Monday, November 01, 2010

Training Day: Monday

More good judo to start the week off. I arrived a little late (again), but I was able to catch some nice trips off of a blocked seoinage type throw. The first trip was just an inside step where you hook your forward foot behind the guy's ankle after turning your body to attempt the hip/shoulder throw. The second trip was specifically off a blocked ippon seoinage, and resembled the ko uchi gari throw.

Actually both trips were ko ouchi gari, I think, with the second being a variation where you grab the leg with the ippon/hooking arm, step behind that leg, and use your shoulder pressure and body weight to drive the guy to the mat.

Both takedown ended up inside the guard, which Prof. Carlos showed us how to step out of and then, switching base and getting a grip under the head, move into half guard or even directly to the pass.

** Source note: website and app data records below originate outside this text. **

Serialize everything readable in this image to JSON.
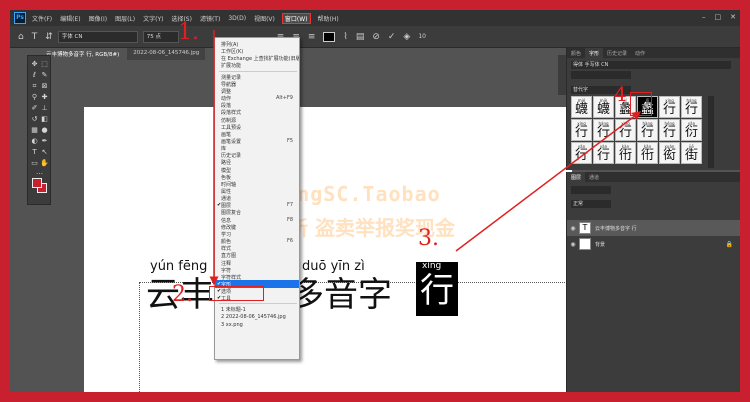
{
  "menubar": {
    "logo": "Ps",
    "items": [
      "文件(F)",
      "编辑(E)",
      "图像(I)",
      "图层(L)",
      "文字(Y)",
      "选择(S)",
      "滤镜(T)",
      "3D(D)",
      "视图(V)",
      "窗口(W)",
      "帮助(H)"
    ],
    "active_index": 9
  },
  "options": {
    "font": "字体 CN",
    "size": "75 点",
    "number": "10"
  },
  "doc_tabs": [
    "云丰博物多音字 行, RGB/8#)",
    "2022-08-06_145746.jpg"
  ],
  "canvas": {
    "pinyin_line": "yún fēng",
    "pinyin_line2": "duō yīn zì",
    "pinyin_sel": "xíng",
    "hanzi_left": "云丰",
    "hanzi_mid": "多音字",
    "hanzi_sel": "行",
    "watermark_1": "YunFengSC.Taobao",
    "watermark_2": "支持更新 盗卖举报奖现金"
  },
  "window_menu": {
    "items": [
      {
        "label": "排列(A)",
        "shortcut": ""
      },
      {
        "label": "工作区(K)",
        "shortcut": ""
      },
      {
        "label": "在 Exchange 上查找扩展功能(旧版)...",
        "shortcut": ""
      },
      {
        "label": "扩展功能",
        "shortcut": ""
      },
      {
        "label": "测量记录",
        "shortcut": ""
      },
      {
        "label": "导航器",
        "shortcut": ""
      },
      {
        "label": "调整",
        "shortcut": ""
      },
      {
        "label": "动作",
        "shortcut": "Alt+F9"
      },
      {
        "label": "段落",
        "shortcut": ""
      },
      {
        "label": "段落样式",
        "shortcut": ""
      },
      {
        "label": "仿制源",
        "shortcut": ""
      },
      {
        "label": "工具预设",
        "shortcut": ""
      },
      {
        "label": "画笔",
        "shortcut": ""
      },
      {
        "label": "画笔设置",
        "shortcut": "F5"
      },
      {
        "label": "库",
        "shortcut": ""
      },
      {
        "label": "历史记录",
        "shortcut": ""
      },
      {
        "label": "路径",
        "shortcut": ""
      },
      {
        "label": "模型",
        "shortcut": ""
      },
      {
        "label": "色板",
        "shortcut": ""
      },
      {
        "label": "时间轴",
        "shortcut": ""
      },
      {
        "label": "属性",
        "shortcut": ""
      },
      {
        "label": "通道",
        "shortcut": ""
      },
      {
        "label": "图层",
        "shortcut": "F7"
      },
      {
        "label": "图层复合",
        "shortcut": ""
      },
      {
        "label": "信息",
        "shortcut": "F8"
      },
      {
        "label": "修改键",
        "shortcut": ""
      },
      {
        "label": "学习",
        "shortcut": ""
      },
      {
        "label": "颜色",
        "shortcut": "F6"
      },
      {
        "label": "样式",
        "shortcut": ""
      },
      {
        "label": "直方图",
        "shortcut": ""
      },
      {
        "label": "注释",
        "shortcut": ""
      },
      {
        "label": "字符",
        "shortcut": ""
      },
      {
        "label": "字符样式",
        "shortcut": ""
      },
      {
        "label": "字形",
        "shortcut": ""
      },
      {
        "label": "选项",
        "shortcut": ""
      },
      {
        "label": "工具",
        "shortcut": ""
      },
      {
        "label": "1 未标题-1",
        "shortcut": ""
      },
      {
        "label": "2 2022-08-06_145746.jpg",
        "shortcut": ""
      },
      {
        "label": "3 xx.png",
        "shortcut": ""
      }
    ],
    "checked": [
      22,
      33,
      34,
      35
    ],
    "highlight_index": 33
  },
  "glyph_panel": {
    "tabs": [
      "颜色",
      "字形",
      "历史记录",
      "动作"
    ],
    "active_tab": 1,
    "font": "得体 手写体 CN",
    "filter": "替代字",
    "glyphs": [
      {
        "py": "mié",
        "ch": "蠛"
      },
      {
        "py": "miè",
        "ch": "蠛"
      },
      {
        "py": "lí",
        "ch": "蠡"
      },
      {
        "py": "lǐ",
        "ch": "蠡"
      },
      {
        "py": "xíng",
        "ch": "行"
      },
      {
        "py": "háng",
        "ch": "行"
      },
      {
        "py": "xíng",
        "ch": "行"
      },
      {
        "py": "háng",
        "ch": "行"
      },
      {
        "py": "xìng",
        "ch": "行"
      },
      {
        "py": "hàng",
        "ch": "行"
      },
      {
        "py": "héng",
        "ch": "行"
      },
      {
        "py": "yǎn",
        "ch": "衍"
      },
      {
        "py": "yǎn",
        "ch": "行"
      },
      {
        "py": "yán",
        "ch": "行"
      },
      {
        "py": "kàn",
        "ch": "衎"
      },
      {
        "py": "kǎn",
        "ch": "衎"
      },
      {
        "py": "xuàn",
        "ch": "衒"
      },
      {
        "py": "jiē",
        "ch": "街"
      }
    ],
    "selected_glyph": 3
  },
  "layers_panel": {
    "tabs": [
      "图层",
      "通道"
    ],
    "blend": "正常",
    "layers": [
      {
        "name": "云丰博物多音字 行",
        "thumb": "T",
        "selected": true
      },
      {
        "name": "背景",
        "thumb": "",
        "selected": false
      }
    ]
  },
  "annotations": {
    "n1": "1.",
    "n2": "2.",
    "n3": "3.",
    "n4": "4"
  }
}
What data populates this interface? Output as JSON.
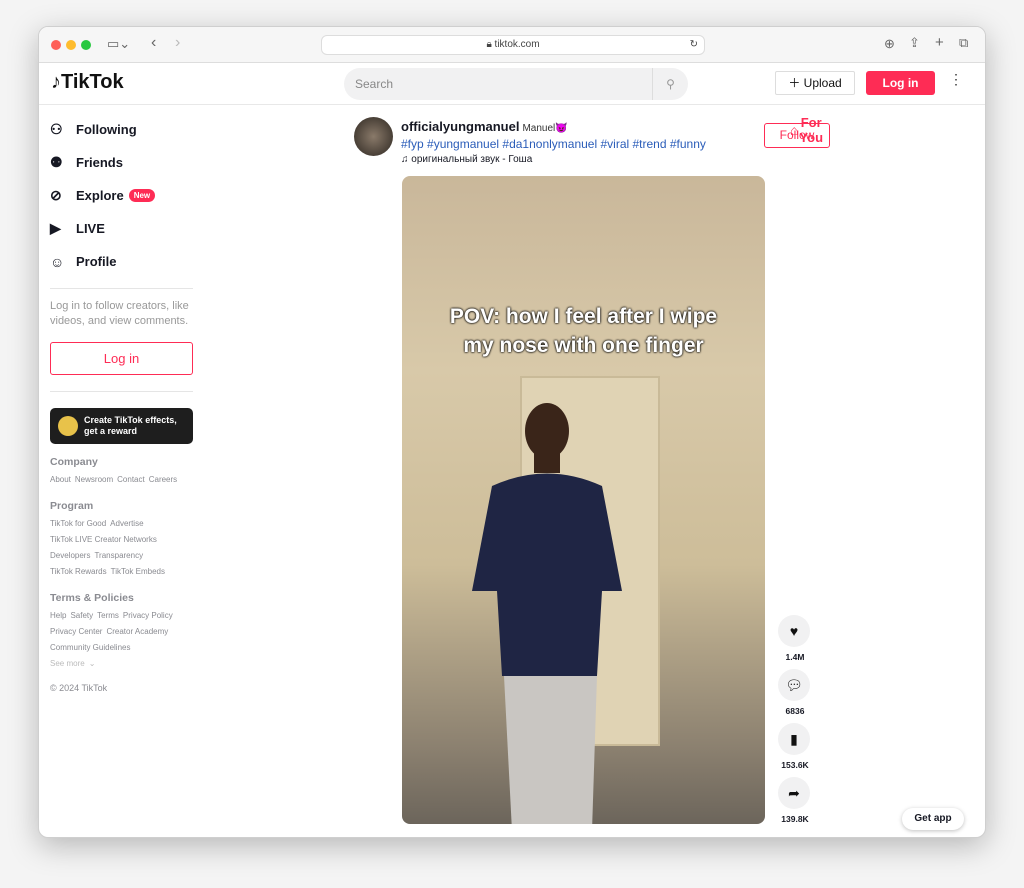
{
  "browser": {
    "url": "tiktok.com"
  },
  "header": {
    "logo": "TikTok",
    "search_placeholder": "Search",
    "upload": "Upload",
    "login": "Log in"
  },
  "sidebar": {
    "items": [
      {
        "label": "For You",
        "icon": "home-icon",
        "active": true
      },
      {
        "label": "Following",
        "icon": "following-icon"
      },
      {
        "label": "Friends",
        "icon": "friends-icon"
      },
      {
        "label": "Explore",
        "icon": "compass-icon",
        "badge": "New"
      },
      {
        "label": "LIVE",
        "icon": "live-icon"
      },
      {
        "label": "Profile",
        "icon": "profile-icon"
      }
    ],
    "login_message": "Log in to follow creators, like videos, and view comments.",
    "login": "Log in",
    "effects_banner": "Create TikTok effects, get a reward",
    "footer": {
      "company": {
        "title": "Company",
        "links": [
          "About",
          "Newsroom",
          "Contact",
          "Careers"
        ]
      },
      "program": {
        "title": "Program",
        "rows": [
          [
            "TikTok for Good",
            "Advertise"
          ],
          [
            "TikTok LIVE Creator Networks"
          ],
          [
            "Developers",
            "Transparency"
          ],
          [
            "TikTok Rewards",
            "TikTok Embeds"
          ]
        ]
      },
      "terms": {
        "title": "Terms & Policies",
        "rows": [
          [
            "Help",
            "Safety",
            "Terms",
            "Privacy Policy"
          ],
          [
            "Privacy Center",
            "Creator Academy"
          ],
          [
            "Community Guidelines"
          ]
        ]
      },
      "see_more": "See more",
      "copyright": "© 2024 TikTok"
    }
  },
  "post": {
    "username": "officialyungmanuel",
    "nickname": "Manuel😈",
    "hashtags": "#fyp #yungmanuel #da1nonlymanuel #viral #trend #funny",
    "sound": "оригинальный звук - Гоша",
    "follow": "Follow",
    "caption": "POV: how I feel after I wipe my nose with one finger",
    "actions": [
      {
        "icon": "heart-icon",
        "count": "1.4M"
      },
      {
        "icon": "comment-icon",
        "count": "6836"
      },
      {
        "icon": "bookmark-icon",
        "count": "153.6K"
      },
      {
        "icon": "share-icon",
        "count": "139.8K"
      }
    ]
  },
  "get_app": "Get app",
  "colors": {
    "brand": "#fe2c55",
    "hashtag": "#2b5db9"
  }
}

On the ground, we worked on side control transitions to mount, including a knee on belly option. Prof. Carlos likes the Renzo-style, tight side control, with the over/under gable grip, the "shoulder of justice", and both knees in tight against the guy's body. One check to see if you are tight enough is whether your north knee and your north elbow are connecting. If they are, then your side control is solid and ready to go.

The main ideas here were strategies to open up the guy's body for the knee. Specifically, we use the north knee to open up the near-side elbow, which opens up the body for the south knee to slide in. To get from knee on belly to full mount, open up the elbow with your under/over body gable grip and bring your knee to the mat.

Trained with Jessee and Glen to finish things up. Jesse continues to expose my vulnerabilities with the deep half, especially the same triangle that Sauleh, Rodrigo and Prof. Christiano have all attacked me with successfully. I'm going to e-mail Jeff Glover tonight and see if he has any tips on how to avoid the triangle when attacking with his #1 sweeep. But right now I'm thinking of shelving it since it is just leading to trouble whenever I train with someone my level or better. For now, a better option may be to use the deep half as a transition opportunity to switch back to the more familiar and time-tested ground of the regular half.